First and still the #1 in the World
Smocking: an embroidery technique used to gather fabric so that it can stretch. Before elastic, smocking was commonly used in cuffs, bodices, and necklines in garments where buttons were undesirable. Smocking developed in England and has been practised since the Middle Ages and is unusual among embroidery methods in that it was often worn by laborers. Source: wikipedia
Back in the 1940’s Mrs Read was doing smocking the traditional way - picking up dots one by one on her needle. Her husband, Stanley, an accountant by trade, decided to make a machine for her to simplify the process. With the help of his brother, whose wife also did smocking, he set about inventing a pleating machine. The inspiration for this machine came from the humble mangle with rollers which most households in those days used for squeezing the water out of the clothese after washing. The ‘modern’ mangle of the 1940’s had four rollers in the pleating machine positioned all at the same level.
The original inspiration ...
On several occasions Mr. Read’s brother James, a railway engineer, got into trouble at work when, instead of doing his work, he was found playing with mangles and rollers! They decided to bend the needles to fit the curve of the rollers and finally, in 1947, they patented the modern pleater, with four rollers and curved needles.

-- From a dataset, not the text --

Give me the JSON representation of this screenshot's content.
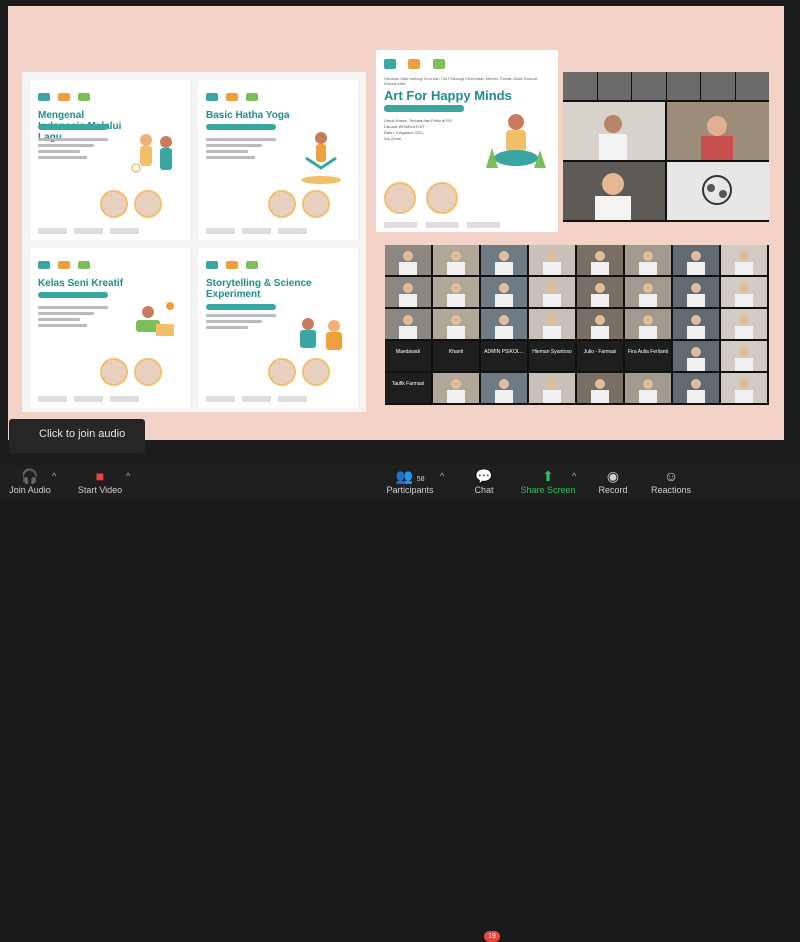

After the death of the Read brothers, Mr. Stanley Read’s wife and eldest daughter, Sally, continued to run the company, until Mrs. Read gave it to her youngest son, Andrew, after he finished university. In 1982, Sally and her husband moved to Durban and started manufacturing a new pleater, called the Sally Stanley. This pleater became very popular in the market-place but production ceased when Sally and her husband retired a few years ago.
The early Read pleater was the small 16-row, which was subsequently followed by the larger 24-roller and 32-row pleaters in the early eighties. The 32-row is still the only pleater of this size being manufactured in the world.

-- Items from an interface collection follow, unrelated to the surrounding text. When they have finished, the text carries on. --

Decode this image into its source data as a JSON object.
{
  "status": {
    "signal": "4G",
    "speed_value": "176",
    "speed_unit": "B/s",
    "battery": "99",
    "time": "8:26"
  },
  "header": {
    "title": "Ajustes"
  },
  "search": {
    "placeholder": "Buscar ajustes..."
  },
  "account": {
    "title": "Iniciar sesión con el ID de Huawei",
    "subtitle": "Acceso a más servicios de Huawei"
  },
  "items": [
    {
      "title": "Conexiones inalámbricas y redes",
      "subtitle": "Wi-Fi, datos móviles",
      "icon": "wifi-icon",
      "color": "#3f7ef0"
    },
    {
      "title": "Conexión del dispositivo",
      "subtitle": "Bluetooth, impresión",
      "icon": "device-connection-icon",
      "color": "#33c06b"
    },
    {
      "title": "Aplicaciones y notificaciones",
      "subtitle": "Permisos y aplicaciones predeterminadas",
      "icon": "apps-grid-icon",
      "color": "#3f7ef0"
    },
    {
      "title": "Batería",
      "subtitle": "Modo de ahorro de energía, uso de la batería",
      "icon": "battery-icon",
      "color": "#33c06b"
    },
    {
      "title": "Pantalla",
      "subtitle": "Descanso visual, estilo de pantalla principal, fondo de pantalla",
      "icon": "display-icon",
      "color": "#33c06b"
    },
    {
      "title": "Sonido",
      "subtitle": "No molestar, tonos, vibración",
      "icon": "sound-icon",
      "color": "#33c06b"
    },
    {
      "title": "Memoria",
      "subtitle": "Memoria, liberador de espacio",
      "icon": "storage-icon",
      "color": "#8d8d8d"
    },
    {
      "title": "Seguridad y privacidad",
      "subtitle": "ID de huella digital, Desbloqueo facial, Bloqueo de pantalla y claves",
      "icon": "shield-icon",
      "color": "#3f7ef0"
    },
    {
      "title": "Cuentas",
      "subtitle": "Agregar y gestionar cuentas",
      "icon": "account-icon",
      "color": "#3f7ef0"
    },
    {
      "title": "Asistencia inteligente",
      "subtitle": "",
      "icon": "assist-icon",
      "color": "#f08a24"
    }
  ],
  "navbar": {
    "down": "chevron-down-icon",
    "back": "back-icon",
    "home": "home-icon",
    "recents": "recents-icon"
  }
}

In 1999, Al & Ann Leenstra took over the Read Pleater company.
Although neither of them had any previous experience with pleaters or smocking, this soon changed after visiting some of the main distributors around the world.
They found that there were obvious improvements that could be made to the original range and after a comprehensive engineering exercise, the NEW 24/32-row pleater range was introduced in early 2003.
They also introduced the NEW 24-row Maxi pleater, with half spaces across the full width of the pleater and suplied with 47 needles.
In addition to the obvious pleating of fabrics for smocking purposes, Read Pleaters are now also being used for SHIBORI (tie-dying) which demonstrates the versatility of the Read Pleater.
The full range of pleaters, a list of distributors plus instructional videos can be found on their website -
The newest version of the Read Pleater